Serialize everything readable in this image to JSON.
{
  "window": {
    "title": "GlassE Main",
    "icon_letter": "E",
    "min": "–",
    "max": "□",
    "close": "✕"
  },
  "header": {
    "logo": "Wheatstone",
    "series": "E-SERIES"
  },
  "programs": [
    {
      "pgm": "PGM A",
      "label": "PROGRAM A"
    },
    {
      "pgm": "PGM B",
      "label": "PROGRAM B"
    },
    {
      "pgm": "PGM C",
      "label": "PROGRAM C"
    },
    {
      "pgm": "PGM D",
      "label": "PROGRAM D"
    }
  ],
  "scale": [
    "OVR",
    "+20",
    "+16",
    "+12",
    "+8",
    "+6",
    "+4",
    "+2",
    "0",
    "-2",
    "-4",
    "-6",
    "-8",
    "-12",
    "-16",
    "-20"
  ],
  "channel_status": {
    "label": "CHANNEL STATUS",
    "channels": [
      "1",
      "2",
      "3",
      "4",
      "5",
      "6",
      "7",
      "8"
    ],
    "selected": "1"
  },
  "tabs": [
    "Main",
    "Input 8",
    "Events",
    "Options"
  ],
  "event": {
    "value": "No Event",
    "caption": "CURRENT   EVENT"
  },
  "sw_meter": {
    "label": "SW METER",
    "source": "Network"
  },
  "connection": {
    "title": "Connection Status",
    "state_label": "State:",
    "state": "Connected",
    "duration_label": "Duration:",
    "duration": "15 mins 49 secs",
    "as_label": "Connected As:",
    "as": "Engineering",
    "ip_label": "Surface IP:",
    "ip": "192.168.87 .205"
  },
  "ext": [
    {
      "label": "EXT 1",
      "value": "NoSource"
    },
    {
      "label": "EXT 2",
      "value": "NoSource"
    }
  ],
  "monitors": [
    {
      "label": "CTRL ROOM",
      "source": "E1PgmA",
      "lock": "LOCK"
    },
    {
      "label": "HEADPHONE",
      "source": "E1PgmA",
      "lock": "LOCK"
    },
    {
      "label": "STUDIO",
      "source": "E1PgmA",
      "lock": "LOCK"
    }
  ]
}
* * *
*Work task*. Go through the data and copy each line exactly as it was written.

*Problem solution*.
Serialize everything readable in this image to JSON.
{
  "window": {
    "title": "GlassE Main",
    "icon_letter": "E",
    "min": "–",
    "max": "□",
    "close": "✕"
  },
  "header": {
    "logo": "Wheatstone",
    "series": "E-SERIES"
  },
  "programs": [
    {
      "pgm": "PGM A",
      "label": "PROGRAM A"
    },
    {
      "pgm": "PGM B",
      "label": "PROGRAM B"
    },
    {
      "pgm": "PGM C",
      "label": "PROGRAM C"
    },
    {
      "pgm": "PGM D",
      "label": "PROGRAM D"
    }
  ],
  "scale": [
    "OVR",
    "+20",
    "+16",
    "+12",
    "+8",
    "+6",
    "+4",
    "+2",
    "0",
    "-2",
    "-4",
    "-6",
    "-8",
    "-12",
    "-16",
    "-20"
  ],
  "channel_status": {
    "label": "CHANNEL STATUS",
    "channels": [
      "1",
      "2",
      "3",
      "4",
      "5",
      "6",
      "7",
      "8"
    ],
    "selected": "1"
  },
  "tabs": [
    "Main",
    "Input 8",
    "Events",
    "Options"
  ],
  "event": {
    "value": "No Event",
    "caption": "CURRENT   EVENT"
  },
  "sw_meter": {
    "label": "SW METER",
    "source": "Network"
  },
  "connection": {
    "title": "Connection Status",
    "state_label": "State:",
    "state": "Connected",
    "duration_label": "Duration:",
    "duration": "15 mins 49 secs",
    "as_label": "Connected As:",
    "as": "Engineering",
    "ip_label": "Surface IP:",
    "ip": "192.168.87 .205"
  },
  "ext": [
    {
      "label": "EXT 1",
      "value": "NoSource"
    },
    {
      "label": "EXT 2",
      "value": "NoSource"
    }
  ],
  "monitors": [
    {
      "label": "CTRL ROOM",
      "source": "E1PgmA",
      "lock": "LOCK"
    },
    {
      "label": "HEADPHONE",
      "source": "E1PgmA",
      "lock": "LOCK"
    },
    {
      "label": "STUDIO",
      "source": "E1PgmA",
      "lock": "LOCK"
    }
  ]
}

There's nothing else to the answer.